Past Fellows have included: 2010-11 Rebecca Gordon-Nesbitt (focus: Economy and the Art World); 2011-12 Sarah Cook (focus: Curating and the Digital World); 2012-13 Katrina Brown (focus: Curating and Art Biennials); 2013-14 Kirsten Lloyd (focus: Social Reproduction and Contemporary Art); 2014-15 Arika - duo Barry Esson and Bryony McIntyre (focus: Curating beyond Exhibition Formats); 2015-16 Kirstie Skinner (focus: Collecting Contemporary Art); 2017-18: Nizan Shaked (focus: art museums, philanthropy, and finance capital; and art and social movements). In 2018-19, our Fellow will be Charles Esche, Director of Van Abbemuseum, Eindhoven, professor of contemporary art and curating at Central Saint Martins, UAL, London, and co-director of Afterall Journal and Books. Our Fellow in 2019-20 is Laura Guy, a writer and curator working in contemporary art and photography and feminist, queer and Marxist approaches to art historiography. Her writing on feminist cultural production in the context of lesbian communities in the 1970s and '80s has been published in various journals including Aperture, Photoworks and Women: A Cultural Review. Current projects include an exhibition (co-curated with Mason Leaver-Yap) of work from the archives of Tessa Boffin, Ingrid Pollard and Jill Posener, which will open at Auto Italia, London, in 2020. She currently works as an Early Career Academic Fellow in Art History at Newcastle University. In Edinburgh, Laura will work on Curating Archives between Labour and Capital.

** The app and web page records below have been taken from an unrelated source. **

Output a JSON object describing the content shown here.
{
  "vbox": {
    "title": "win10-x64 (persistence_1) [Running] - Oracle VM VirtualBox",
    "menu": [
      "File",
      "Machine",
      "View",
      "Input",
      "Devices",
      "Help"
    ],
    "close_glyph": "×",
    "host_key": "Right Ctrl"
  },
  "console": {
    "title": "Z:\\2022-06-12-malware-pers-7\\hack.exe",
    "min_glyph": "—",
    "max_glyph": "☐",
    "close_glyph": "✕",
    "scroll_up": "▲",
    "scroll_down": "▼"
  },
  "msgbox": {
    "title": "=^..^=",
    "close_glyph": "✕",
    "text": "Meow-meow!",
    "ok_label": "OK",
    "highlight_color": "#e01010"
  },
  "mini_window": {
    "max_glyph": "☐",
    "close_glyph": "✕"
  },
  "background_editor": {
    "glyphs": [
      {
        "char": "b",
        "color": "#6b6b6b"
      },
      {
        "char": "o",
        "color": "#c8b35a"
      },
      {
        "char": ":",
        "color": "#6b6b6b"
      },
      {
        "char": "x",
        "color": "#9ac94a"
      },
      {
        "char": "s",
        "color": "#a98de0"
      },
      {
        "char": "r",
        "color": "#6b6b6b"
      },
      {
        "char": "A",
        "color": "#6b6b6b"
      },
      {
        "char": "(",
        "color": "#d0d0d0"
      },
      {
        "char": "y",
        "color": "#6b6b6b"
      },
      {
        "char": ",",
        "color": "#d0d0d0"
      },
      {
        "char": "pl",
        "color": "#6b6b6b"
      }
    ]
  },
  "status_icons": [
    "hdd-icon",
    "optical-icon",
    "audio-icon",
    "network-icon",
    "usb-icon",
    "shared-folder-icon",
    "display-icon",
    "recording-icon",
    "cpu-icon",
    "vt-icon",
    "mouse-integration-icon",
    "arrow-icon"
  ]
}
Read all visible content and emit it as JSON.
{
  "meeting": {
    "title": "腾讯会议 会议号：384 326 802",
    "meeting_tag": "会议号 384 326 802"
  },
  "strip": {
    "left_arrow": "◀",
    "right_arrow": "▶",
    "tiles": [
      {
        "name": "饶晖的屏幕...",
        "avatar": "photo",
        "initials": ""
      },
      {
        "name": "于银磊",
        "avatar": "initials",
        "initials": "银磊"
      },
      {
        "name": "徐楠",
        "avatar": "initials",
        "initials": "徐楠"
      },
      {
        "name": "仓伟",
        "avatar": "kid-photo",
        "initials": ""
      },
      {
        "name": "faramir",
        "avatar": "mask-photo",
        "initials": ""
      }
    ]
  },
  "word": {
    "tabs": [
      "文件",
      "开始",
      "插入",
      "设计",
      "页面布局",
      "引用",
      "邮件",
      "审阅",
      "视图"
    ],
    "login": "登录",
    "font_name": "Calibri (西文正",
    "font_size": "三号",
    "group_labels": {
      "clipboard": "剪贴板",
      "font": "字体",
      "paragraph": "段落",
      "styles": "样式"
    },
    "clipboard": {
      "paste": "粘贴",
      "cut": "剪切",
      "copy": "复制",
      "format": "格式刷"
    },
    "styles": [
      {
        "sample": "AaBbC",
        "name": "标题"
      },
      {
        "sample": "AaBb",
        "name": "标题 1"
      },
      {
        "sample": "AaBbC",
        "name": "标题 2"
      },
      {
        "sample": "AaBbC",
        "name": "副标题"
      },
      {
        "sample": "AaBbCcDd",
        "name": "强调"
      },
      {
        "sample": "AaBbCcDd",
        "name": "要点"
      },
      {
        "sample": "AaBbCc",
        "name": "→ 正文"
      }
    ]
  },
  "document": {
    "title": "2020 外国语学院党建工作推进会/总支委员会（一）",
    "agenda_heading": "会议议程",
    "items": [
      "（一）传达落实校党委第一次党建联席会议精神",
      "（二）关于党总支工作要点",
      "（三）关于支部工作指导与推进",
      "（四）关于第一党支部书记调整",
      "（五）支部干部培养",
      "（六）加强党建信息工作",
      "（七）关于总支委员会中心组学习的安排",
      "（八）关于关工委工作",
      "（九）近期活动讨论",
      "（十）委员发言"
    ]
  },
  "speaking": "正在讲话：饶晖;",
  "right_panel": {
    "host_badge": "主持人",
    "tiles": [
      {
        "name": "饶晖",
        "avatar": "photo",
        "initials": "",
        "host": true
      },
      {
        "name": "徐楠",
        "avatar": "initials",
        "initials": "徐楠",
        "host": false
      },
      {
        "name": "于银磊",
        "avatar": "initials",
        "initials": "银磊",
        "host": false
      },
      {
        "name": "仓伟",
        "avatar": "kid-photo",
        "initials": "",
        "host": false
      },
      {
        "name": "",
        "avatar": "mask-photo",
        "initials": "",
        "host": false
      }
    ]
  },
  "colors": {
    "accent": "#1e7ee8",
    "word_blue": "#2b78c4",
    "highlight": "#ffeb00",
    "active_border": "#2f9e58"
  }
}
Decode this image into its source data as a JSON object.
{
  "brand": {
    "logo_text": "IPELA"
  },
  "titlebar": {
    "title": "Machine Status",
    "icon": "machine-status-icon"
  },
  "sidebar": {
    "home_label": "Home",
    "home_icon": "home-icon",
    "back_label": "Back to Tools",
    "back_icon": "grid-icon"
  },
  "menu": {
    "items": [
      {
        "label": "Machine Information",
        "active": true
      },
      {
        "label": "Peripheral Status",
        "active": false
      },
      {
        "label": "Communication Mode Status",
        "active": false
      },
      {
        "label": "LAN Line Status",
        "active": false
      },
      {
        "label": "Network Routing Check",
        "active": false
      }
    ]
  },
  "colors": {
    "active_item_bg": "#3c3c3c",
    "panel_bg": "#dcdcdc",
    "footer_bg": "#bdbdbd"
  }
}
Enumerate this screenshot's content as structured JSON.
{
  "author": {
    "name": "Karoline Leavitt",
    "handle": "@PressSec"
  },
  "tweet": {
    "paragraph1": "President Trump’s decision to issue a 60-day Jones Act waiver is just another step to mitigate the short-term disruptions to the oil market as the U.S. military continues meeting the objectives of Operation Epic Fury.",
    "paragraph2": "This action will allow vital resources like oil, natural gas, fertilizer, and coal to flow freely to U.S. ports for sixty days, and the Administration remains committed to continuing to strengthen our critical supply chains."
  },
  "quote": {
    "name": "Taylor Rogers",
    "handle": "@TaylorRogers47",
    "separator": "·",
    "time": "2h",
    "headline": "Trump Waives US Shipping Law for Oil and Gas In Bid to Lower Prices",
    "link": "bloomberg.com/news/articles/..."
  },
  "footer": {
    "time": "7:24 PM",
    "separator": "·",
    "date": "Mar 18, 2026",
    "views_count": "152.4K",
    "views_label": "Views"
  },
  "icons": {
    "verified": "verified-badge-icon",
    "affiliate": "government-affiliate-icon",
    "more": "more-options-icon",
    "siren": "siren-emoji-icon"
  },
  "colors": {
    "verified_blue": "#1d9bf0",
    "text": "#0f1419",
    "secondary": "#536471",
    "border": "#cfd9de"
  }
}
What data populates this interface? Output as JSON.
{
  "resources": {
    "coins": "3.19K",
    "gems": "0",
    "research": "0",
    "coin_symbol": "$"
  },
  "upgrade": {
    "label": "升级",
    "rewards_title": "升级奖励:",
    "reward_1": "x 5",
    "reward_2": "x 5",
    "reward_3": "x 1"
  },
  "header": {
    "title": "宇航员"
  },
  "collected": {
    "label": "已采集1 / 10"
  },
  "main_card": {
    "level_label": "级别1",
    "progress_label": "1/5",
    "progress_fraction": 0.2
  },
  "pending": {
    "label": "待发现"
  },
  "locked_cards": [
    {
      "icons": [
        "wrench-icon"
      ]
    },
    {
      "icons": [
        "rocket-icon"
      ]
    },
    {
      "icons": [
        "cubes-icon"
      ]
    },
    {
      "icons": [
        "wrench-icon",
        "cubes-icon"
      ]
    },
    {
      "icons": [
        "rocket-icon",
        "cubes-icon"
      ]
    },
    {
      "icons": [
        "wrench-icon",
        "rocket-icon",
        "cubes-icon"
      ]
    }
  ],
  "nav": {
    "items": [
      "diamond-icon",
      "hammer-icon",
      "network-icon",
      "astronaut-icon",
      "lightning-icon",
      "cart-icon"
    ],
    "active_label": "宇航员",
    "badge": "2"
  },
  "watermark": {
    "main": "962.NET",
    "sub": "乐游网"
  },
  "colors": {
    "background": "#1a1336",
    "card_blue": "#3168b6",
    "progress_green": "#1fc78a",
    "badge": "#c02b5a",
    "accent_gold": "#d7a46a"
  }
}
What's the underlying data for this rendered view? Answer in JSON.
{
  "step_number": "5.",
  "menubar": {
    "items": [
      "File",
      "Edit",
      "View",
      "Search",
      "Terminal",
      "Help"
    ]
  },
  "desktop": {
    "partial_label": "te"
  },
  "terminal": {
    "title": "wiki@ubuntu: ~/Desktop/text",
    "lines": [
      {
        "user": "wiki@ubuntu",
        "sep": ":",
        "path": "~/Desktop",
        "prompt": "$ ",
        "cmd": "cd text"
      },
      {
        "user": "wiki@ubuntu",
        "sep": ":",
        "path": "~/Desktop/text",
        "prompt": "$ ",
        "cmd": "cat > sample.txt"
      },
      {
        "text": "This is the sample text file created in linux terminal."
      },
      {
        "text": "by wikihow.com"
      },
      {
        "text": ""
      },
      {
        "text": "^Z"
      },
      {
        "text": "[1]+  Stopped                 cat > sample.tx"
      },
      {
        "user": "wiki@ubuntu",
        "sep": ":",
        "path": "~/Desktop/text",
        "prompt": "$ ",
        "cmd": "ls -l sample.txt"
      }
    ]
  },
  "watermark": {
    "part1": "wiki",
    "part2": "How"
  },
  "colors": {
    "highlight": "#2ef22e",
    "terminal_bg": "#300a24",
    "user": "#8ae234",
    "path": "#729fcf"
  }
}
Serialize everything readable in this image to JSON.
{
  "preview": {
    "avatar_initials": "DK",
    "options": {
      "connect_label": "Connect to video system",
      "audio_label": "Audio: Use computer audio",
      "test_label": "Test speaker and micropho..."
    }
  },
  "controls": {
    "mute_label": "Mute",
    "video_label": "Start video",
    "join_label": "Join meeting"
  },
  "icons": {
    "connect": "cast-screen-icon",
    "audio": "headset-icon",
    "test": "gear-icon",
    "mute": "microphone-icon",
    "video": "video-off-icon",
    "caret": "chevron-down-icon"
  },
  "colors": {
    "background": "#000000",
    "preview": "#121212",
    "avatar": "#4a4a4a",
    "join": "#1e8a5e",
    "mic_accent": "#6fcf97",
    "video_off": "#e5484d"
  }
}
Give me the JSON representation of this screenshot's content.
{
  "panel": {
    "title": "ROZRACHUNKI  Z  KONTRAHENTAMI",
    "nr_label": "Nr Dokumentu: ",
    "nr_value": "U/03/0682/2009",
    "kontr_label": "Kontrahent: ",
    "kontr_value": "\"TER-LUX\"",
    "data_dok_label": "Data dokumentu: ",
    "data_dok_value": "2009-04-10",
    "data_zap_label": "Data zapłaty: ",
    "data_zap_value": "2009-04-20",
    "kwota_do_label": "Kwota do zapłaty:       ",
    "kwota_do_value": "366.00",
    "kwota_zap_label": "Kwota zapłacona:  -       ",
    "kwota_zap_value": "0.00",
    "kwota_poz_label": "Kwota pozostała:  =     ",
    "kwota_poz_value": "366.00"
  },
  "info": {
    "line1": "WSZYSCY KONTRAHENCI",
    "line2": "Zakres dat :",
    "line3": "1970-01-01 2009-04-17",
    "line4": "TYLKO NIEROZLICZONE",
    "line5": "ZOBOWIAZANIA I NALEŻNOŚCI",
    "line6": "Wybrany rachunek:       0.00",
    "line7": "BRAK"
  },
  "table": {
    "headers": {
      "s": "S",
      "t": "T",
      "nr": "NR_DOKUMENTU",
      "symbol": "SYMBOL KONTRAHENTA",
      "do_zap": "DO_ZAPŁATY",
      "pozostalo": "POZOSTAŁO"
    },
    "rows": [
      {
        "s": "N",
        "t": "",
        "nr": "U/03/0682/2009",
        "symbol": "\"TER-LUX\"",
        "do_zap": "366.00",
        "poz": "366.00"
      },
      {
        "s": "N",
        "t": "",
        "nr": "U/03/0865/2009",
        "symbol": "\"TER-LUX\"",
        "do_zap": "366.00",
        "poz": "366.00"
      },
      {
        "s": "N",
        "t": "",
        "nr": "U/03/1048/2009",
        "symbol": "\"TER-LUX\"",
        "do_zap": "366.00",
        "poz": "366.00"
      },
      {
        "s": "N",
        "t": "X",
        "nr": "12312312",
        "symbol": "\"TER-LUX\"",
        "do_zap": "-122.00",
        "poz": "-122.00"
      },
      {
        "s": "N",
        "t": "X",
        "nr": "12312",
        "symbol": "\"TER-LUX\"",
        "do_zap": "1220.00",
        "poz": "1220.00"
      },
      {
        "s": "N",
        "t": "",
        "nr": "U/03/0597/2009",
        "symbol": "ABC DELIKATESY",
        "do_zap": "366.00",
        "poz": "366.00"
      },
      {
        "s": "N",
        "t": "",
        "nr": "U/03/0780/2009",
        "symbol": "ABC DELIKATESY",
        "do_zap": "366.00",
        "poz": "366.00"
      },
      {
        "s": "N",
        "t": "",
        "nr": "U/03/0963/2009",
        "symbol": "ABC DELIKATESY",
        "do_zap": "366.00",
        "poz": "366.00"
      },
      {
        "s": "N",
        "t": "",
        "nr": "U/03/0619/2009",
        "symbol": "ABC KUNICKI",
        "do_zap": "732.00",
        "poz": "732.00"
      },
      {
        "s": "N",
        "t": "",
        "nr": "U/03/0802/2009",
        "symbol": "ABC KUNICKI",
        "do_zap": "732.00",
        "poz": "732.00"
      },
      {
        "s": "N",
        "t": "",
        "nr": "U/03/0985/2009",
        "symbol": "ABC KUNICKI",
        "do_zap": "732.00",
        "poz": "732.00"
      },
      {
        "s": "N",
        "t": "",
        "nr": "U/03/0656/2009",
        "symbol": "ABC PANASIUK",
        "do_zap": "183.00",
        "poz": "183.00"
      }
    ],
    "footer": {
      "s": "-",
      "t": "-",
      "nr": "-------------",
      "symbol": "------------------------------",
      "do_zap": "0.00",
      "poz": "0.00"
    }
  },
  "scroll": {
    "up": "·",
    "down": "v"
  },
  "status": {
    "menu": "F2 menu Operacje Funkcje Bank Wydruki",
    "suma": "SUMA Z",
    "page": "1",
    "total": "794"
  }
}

What will you study?
The programme is underpinned by two compulsory core courses over the academic year: Research Theories and Methods and Cultures and Politics of Display. In addition, you will take option courses (electives) on subjects ranging from Impressionism and Surrealism to the evolving paradigms of the 21st century. Option modules can be chosen from within History of Art, other schools in Edinburgh College of Art or related fields such as Film. The History of Art electives include:
Surrealism, Violence and History; The Need to Document: Contemporary Art from Performance to Biopolitics; The Creative City in Theory and Practice; What Moves Them: Dance and Performance since 1913; Impressionism and the Third Republic: Culture, Politics and Social Change 1865-1900; Art and Society in the Contemporary World - China; Scottish Art since the 1960s: Practice and Debate. Critical Episodes in 20th-Century German Art; Theorising Contemporary Art; The Aesthetics of Difference: Postcolonial Perspectives from the 19th to the 21st Century.
Please note that option modules may change from year to year depending on staff research leave.
The general expertise of staff teaching the MSc is in the areas of the historical avant-gardes and neo-avant-gardes from the 19th to the 21st centuries; art, culture and globalisation (from 1990 to date); lens-based media (photography, film, video) and digital culture; art and labour; performance, activist and participatory art; the museum and related art institutions including the art market; sexual politics and feminist theory; Marxism and critical theory; regional and national art scenes (China, Latin America, Scotland, Nordic, Eastern and Southern European art); contemporary art theory; painting and calligraphy; cultural identity and transnationalism; art and ecology.
Staff teaching the MSc are active researchers and some of them are affiliated to Edinburgh-based research groups such as Dada & Surrealism and The Global Contemporary. Many are active as curators collaborating with a range of institutions nationally and internationally.